Newspaper headlines have an important role in directing readers’ attention to the story. So we see that headlines function as a kind of “summary” of the story. Often they focus on just one aspect of the story. In other words they “frame” the story and perhaps make us see the story in a certain way.
The structure is often described as “telegraphic” (meaning “concise” or “clipped”). For reasons of space, headlines tend not to have a time reference as they do not use finite verbs (i.e. verbs in the past, present or future tenses), auxiliary verbs or adverbs. However, the verb may be used as a noun.

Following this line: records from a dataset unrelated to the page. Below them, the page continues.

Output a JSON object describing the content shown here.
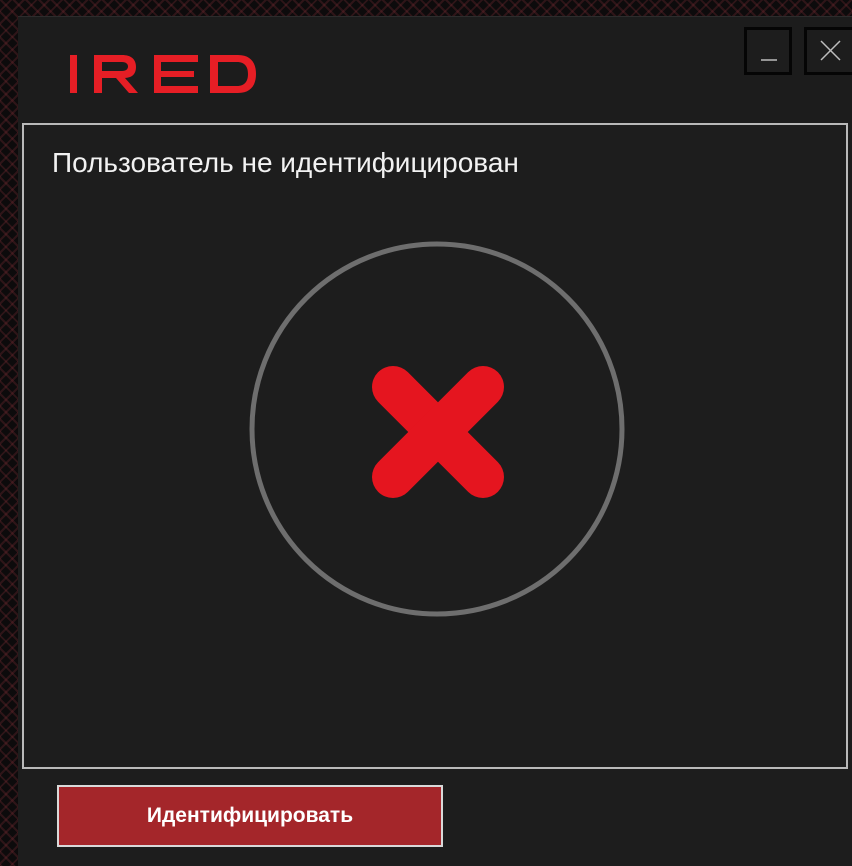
{
  "app": {
    "brand": "IRED",
    "brand_color": "#e61e25"
  },
  "window_controls": {
    "minimize_icon": "minimize-icon",
    "close_icon": "close-icon"
  },
  "status": {
    "message": "Пользователь не идентифицирован",
    "state_icon": "x-mark-icon",
    "icon_color": "#e5151f",
    "ring_color": "#6e6e6e"
  },
  "footer": {
    "identify_label": "Идентифицировать",
    "button_color": "#a4262a"
  }
}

The main characteristics of “headlines” are;
The words omitted are usually function words, that is, grammatical words that do not carry intrinsic meaning: determiners (some, this, that, the, a, an, etc.), pronouns (relative pronouns), auxiliaries (be, have, do). Titles (Mrs., Sir, Lord) and punctuation may be also omitted.
For example,, “Obama likely to name 2nd nominee next week”. The full sentence would read, “President Obama is likely to name the 2nd nominee next week.”
A fun game can be made called “crazy headlines” – make cards with a number of nouns, verbs, adjectives, prepositions (make the nouns and verbs more numerous). Each participant in the game gets a number of cards (e.g., seven) and then has to make up a headline with the words they picked. The cards they use to make a headline are replaced with other cards from the pack. Players can give up their turn if they cannot make a headline; rules about replacing cards can be made up by the players themselves.